● **What to produce**:
Print every entry exactly once more, omitting each picture.

---------- Source information

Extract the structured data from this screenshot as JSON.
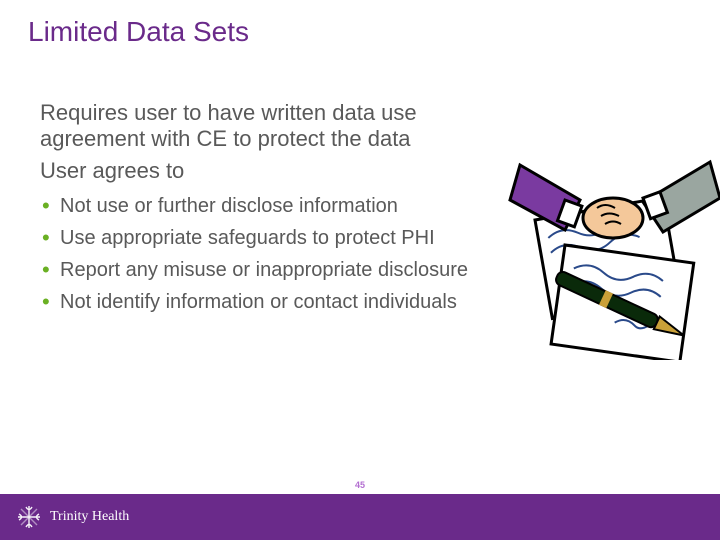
{
  "title": "Limited Data Sets",
  "lead1": "Requires user to have written data use agreement with CE to protect the data",
  "lead2": "User agrees to",
  "bullets": [
    "Not use or further disclose information",
    "Use appropriate safeguards to protect PHI",
    "Report any misuse or inappropriate disclosure",
    "Not identify information or contact individuals"
  ],
  "page_number": "45",
  "brand": "Trinity Health",
  "colors": {
    "accent": "#6a2a8a",
    "bullet": "#6ab023",
    "text": "#595959"
  }
}
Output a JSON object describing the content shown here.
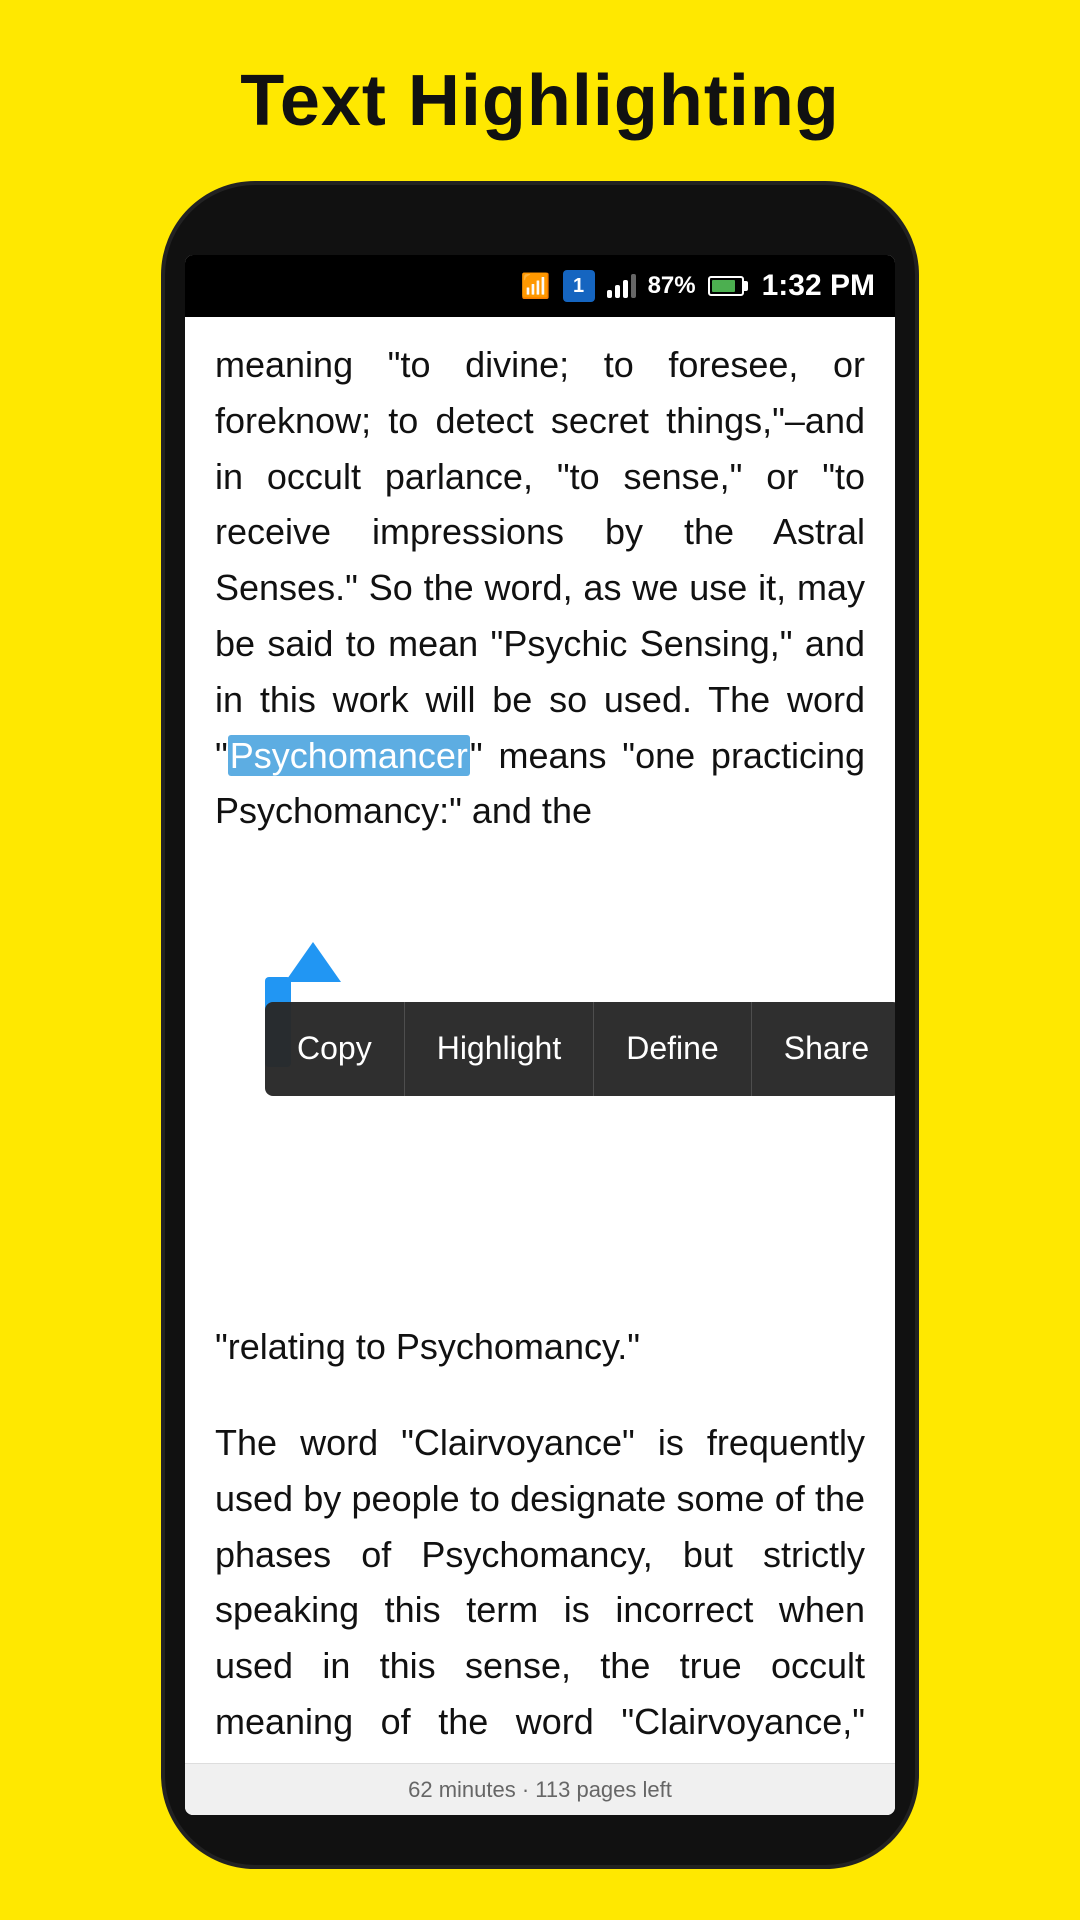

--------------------

● **Answer section**:
Extract the structured data from this screenshot as JSON.
{
  "title": "Limited Data Sets",
  "lead1": "Requires user to have written data use agreement with CE to protect the data",
  "lead2": "User agrees to",
  "bullets": [
    "Not use or further disclose information",
    "Use appropriate safeguards to protect PHI",
    "Report any misuse or inappropriate disclosure",
    "Not identify information or contact individuals"
  ],
  "page_number": "45",
  "brand": "Trinity Health",
  "colors": {
    "accent": "#6a2a8a",
    "bullet": "#6ab023",
    "text": "#595959"
  }
}
Output a JSON object describing the content shown here.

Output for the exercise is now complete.